Owners manuals: Owners manuals will be updated as of May 15, 2015. Updated manuals will have more detail and must instruct operators how to get optimal performance from the stove or boiler.
Litigation: The deadline to file suit over this rule was May 15, 2015. The main stove and boiler industry association, the HPBA, has indicated it will be filing suit, probably over the 2020 emission standards. Air quality groups are joining that suit to defend it from being weakened or delayed. PFI is suing over the authority of the EPA to regulate pellet fuel. Tulikivi is suing because they want masonry heaters to be a regulated technology. Several other companies are also challenging the EPA in court.
Role of states: Several states have passed resolutions barring state agencies from enforcing this NSPS but the rule clearly states that it does “not impose any requirements on state and local governments.” To date, Missouri, Michigan and Virginia have passed laws barring state enforcement, largely a symbolic gesture. A number of other states will be helping to implement and enforce the NSPS to achieve cleaner air in their states and protect consumers.
Boilers: Like stoves, boilers must meet Step 1 emission limits by May 15. Retailers can still sell older, uncertified and unqualified boilers through Dec. 31, 2015. In 2020, they must meet stricter emission limits. Due to a schism between domestic boiler manufacturers and those importing more advanced European technology, most test labs are not willing to test use one of EPA approved boiler test methods. There in still uncertainty about how one boiler test method, EN3030-5, is treated under the new rule.
Warm air furnaces: Furnaces that heat air, instead of water, got a reprieve from the EPA after intensive advocacy by industry and pressure from Congress. Small ones have to meet Step 1 emission standards by May 15, 2016 and large ones not until May 15, 2017.
Boiler and furnace prices: Unlike stoves, options for consumers will change more, since the boiler furnace industry had not been regulated and many low-cost, low-efficiency units were on the market. Prices – and efficiencies- are likely to rise significantly but operating costs will be significantly lower.

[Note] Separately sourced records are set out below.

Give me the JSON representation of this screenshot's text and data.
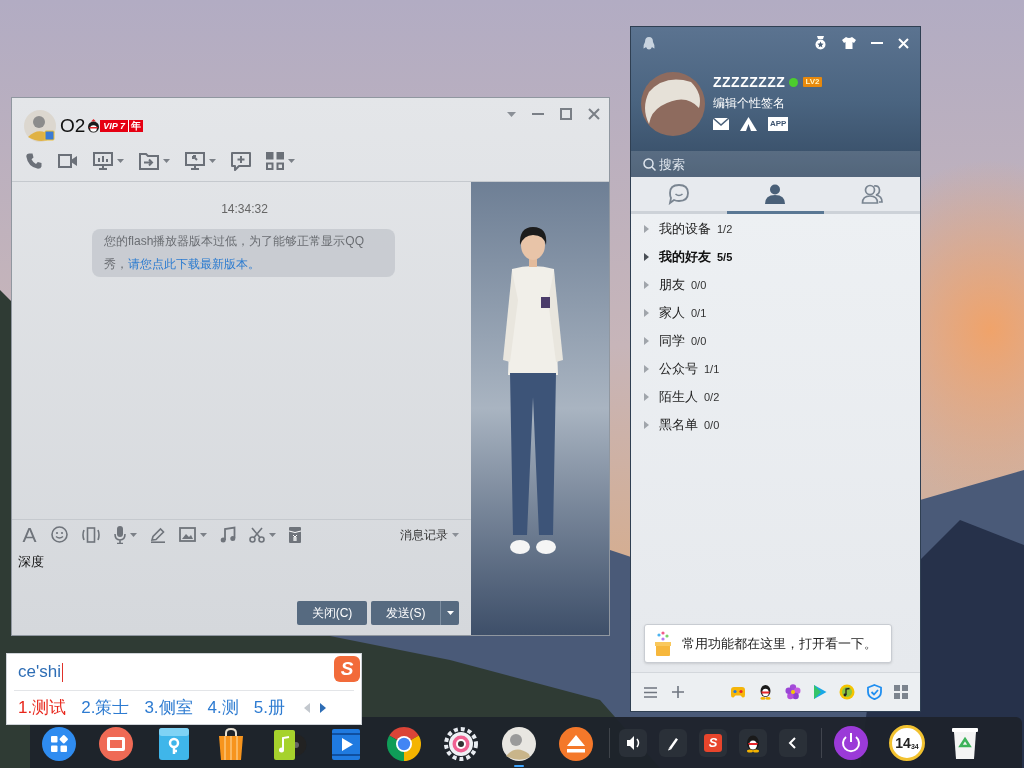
{
  "chat_window": {
    "contact_name": "O2",
    "vip_level": "VIP 7",
    "vip_suffix": "年",
    "timestamp": "14:34:32",
    "message": {
      "text": "您的flash播放器版本过低，为了能够正常显示QQ秀，",
      "link": "请您点此下载最新版本。"
    },
    "font_button": "A",
    "history_label": "消息记录",
    "input": {
      "value": "深度"
    },
    "close_button": "关闭(C)",
    "send_button": "发送(S)"
  },
  "ime": {
    "composition": "ce'shi",
    "logo": "S",
    "candidates": [
      {
        "label": "1.测试",
        "selected": true
      },
      {
        "label": "2.策士",
        "selected": false
      },
      {
        "label": "3.侧室",
        "selected": false
      },
      {
        "label": "4.测",
        "selected": false
      },
      {
        "label": "5.册",
        "selected": false
      }
    ],
    "prev_disabled": true,
    "next_disabled": false
  },
  "qq_panel": {
    "nickname": "ZZZZZZZZ",
    "online": true,
    "level_badge": "LV2",
    "signature": "编辑个性签名",
    "app_label": "APP",
    "search": {
      "placeholder": "搜索"
    },
    "tabs": [
      {
        "kind": "chats",
        "selected": false
      },
      {
        "kind": "contacts",
        "selected": true
      },
      {
        "kind": "groups",
        "selected": false
      }
    ],
    "groups": [
      {
        "name": "我的设备",
        "count": "1/2",
        "expanded": false,
        "selected": false
      },
      {
        "name": "我的好友",
        "count": "5/5",
        "expanded": false,
        "selected": true
      },
      {
        "name": "朋友",
        "count": "0/0",
        "expanded": false,
        "selected": false
      },
      {
        "name": "家人",
        "count": "0/1",
        "expanded": false,
        "selected": false
      },
      {
        "name": "同学",
        "count": "0/0",
        "expanded": false,
        "selected": false
      },
      {
        "name": "公众号",
        "count": "1/1",
        "expanded": false,
        "selected": false
      },
      {
        "name": "陌生人",
        "count": "0/2",
        "expanded": false,
        "selected": false
      },
      {
        "name": "黑名单",
        "count": "0/0",
        "expanded": false,
        "selected": false
      }
    ],
    "tip": "常用功能都在这里，打开看一下。"
  },
  "dock": {
    "apps": [
      {
        "kind": "launcher",
        "running": false
      },
      {
        "kind": "video",
        "running": false
      },
      {
        "kind": "files",
        "running": false
      },
      {
        "kind": "store",
        "running": false
      },
      {
        "kind": "music",
        "running": false
      },
      {
        "kind": "movies",
        "running": false
      },
      {
        "kind": "browser",
        "running": false
      },
      {
        "kind": "settings",
        "running": false
      },
      {
        "kind": "avatar",
        "running": true
      },
      {
        "kind": "eject",
        "running": false
      }
    ],
    "tray": [
      {
        "kind": "volume"
      },
      {
        "kind": "pen"
      },
      {
        "kind": "ime",
        "label": "S"
      },
      {
        "kind": "qq"
      },
      {
        "kind": "expand"
      }
    ],
    "clock": {
      "hour": "14",
      "minute": "34"
    }
  }
}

Moisture meters: Conventional uncertified forced air furnaces and then certified ones must come with a free moisture meter. (Some advocates had urged all stoves to come with moisture meters.)
Comments? If you think we have omitted important information in the NSPS for consumers, please let us know at email@example.com.

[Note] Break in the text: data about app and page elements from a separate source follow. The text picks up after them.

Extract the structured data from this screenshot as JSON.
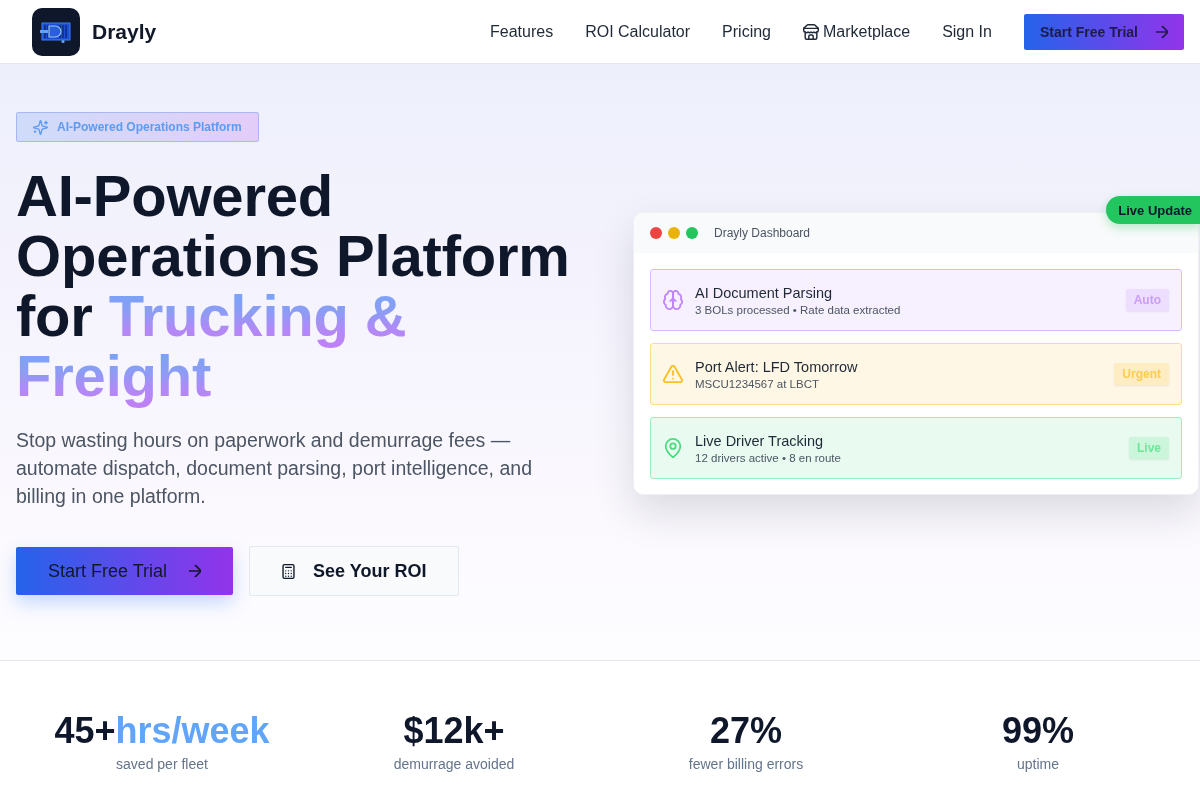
{
  "header": {
    "brand": "Drayly",
    "nav": [
      {
        "label": "Features",
        "kind": "link"
      },
      {
        "label": "ROI Calculator",
        "kind": "link"
      },
      {
        "label": "Pricing",
        "kind": "link"
      },
      {
        "label": "Marketplace",
        "kind": "store"
      },
      {
        "label": "Sign In",
        "kind": "link"
      }
    ],
    "cta": "Start Free Trial"
  },
  "hero": {
    "badge": "AI-Powered Operations Platform",
    "headline": "AI-Powered Operations Platform for",
    "headline_highlight": "Trucking & Freight",
    "description": "Stop wasting hours on paperwork and demurrage fees — automate dispatch, document parsing, port intelligence, and billing in one platform.",
    "buttons": [
      {
        "label": "Start Free Trial",
        "kind": "primary"
      },
      {
        "label": "See Your ROI",
        "kind": "secondary"
      }
    ]
  },
  "dashboard": {
    "title": "Drayly Dashboard",
    "live_tag": "Live Update",
    "items": [
      {
        "kind": "parsing",
        "color": "#c084fc",
        "title": "AI Document Parsing",
        "subtitle": "3 BOLs processed • Rate data extracted",
        "tag": "Auto"
      },
      {
        "kind": "alert",
        "color": "#fbbf24",
        "title": "Port Alert: LFD Tomorrow",
        "subtitle": "MSCU1234567 at LBCT",
        "tag": "Urgent"
      },
      {
        "kind": "tracking",
        "color": "#4ade80",
        "title": "Live Driver Tracking",
        "subtitle": "12 drivers active • 8 en route",
        "tag": "Live"
      }
    ]
  },
  "stats": [
    {
      "value": "45+",
      "unit": "hrs/week",
      "label": "saved per fleet"
    },
    {
      "value": "$12k+",
      "label": "demurrage avoided"
    },
    {
      "value": "27%",
      "label": "fewer billing errors"
    },
    {
      "value": "99%",
      "label": "uptime"
    }
  ]
}
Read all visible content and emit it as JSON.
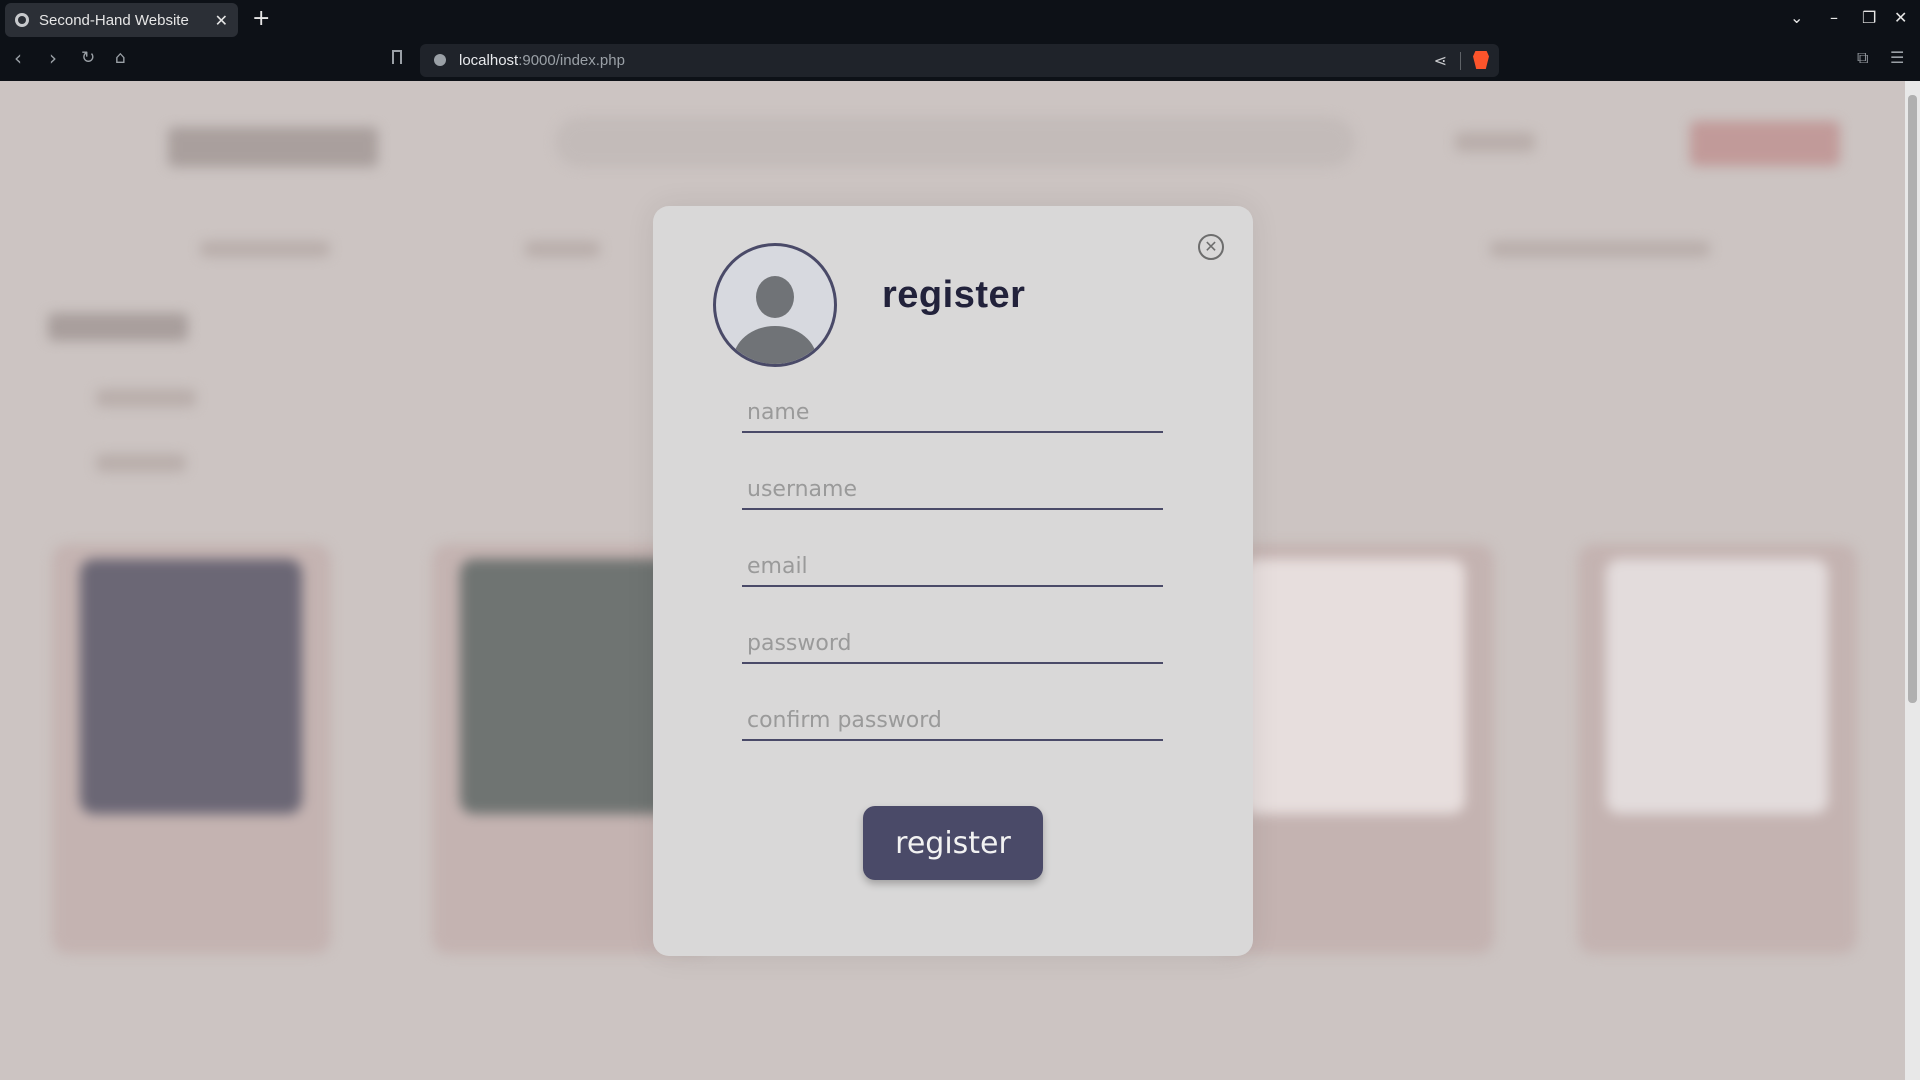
{
  "browser": {
    "tab_title": "Second-Hand Website",
    "tab_close": "✕",
    "new_tab": "+",
    "url_host": "localhost",
    "url_rest": ":9000/index.php",
    "icons": [
      "globe-icon",
      "close-icon",
      "plus-icon",
      "back-icon",
      "forward-icon",
      "reload-icon",
      "home-icon",
      "bookmark-icon",
      "info-icon",
      "share-icon",
      "brave-shield-icon",
      "extensions-icon",
      "menu-icon"
    ]
  },
  "modal": {
    "title": "register",
    "close_symbol": "✕",
    "fields": {
      "name_placeholder": "name",
      "username_placeholder": "username",
      "email_placeholder": "email",
      "password_placeholder": "password",
      "confirm_placeholder": "confirm password"
    },
    "submit_label": "register"
  },
  "colors": {
    "accent": "#4a4a68",
    "modal_bg": "#d9d8d8",
    "page_bg": "#ccc4c2",
    "chrome_bg": "#0d1117"
  }
}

- The EPA’s BurnWise website
- Position of the main industry association, the HPBA
- EPA Rules Begin Cleaner Chapter for Wood Heating
- Air Quality Groups Intervene in Industry Lawsuit Against EPA
- Talks Yield Some Consensus Between Industry, Enviro Groups
- Independent Stove Manufacture Challenges Stove Industry Positions on NSPS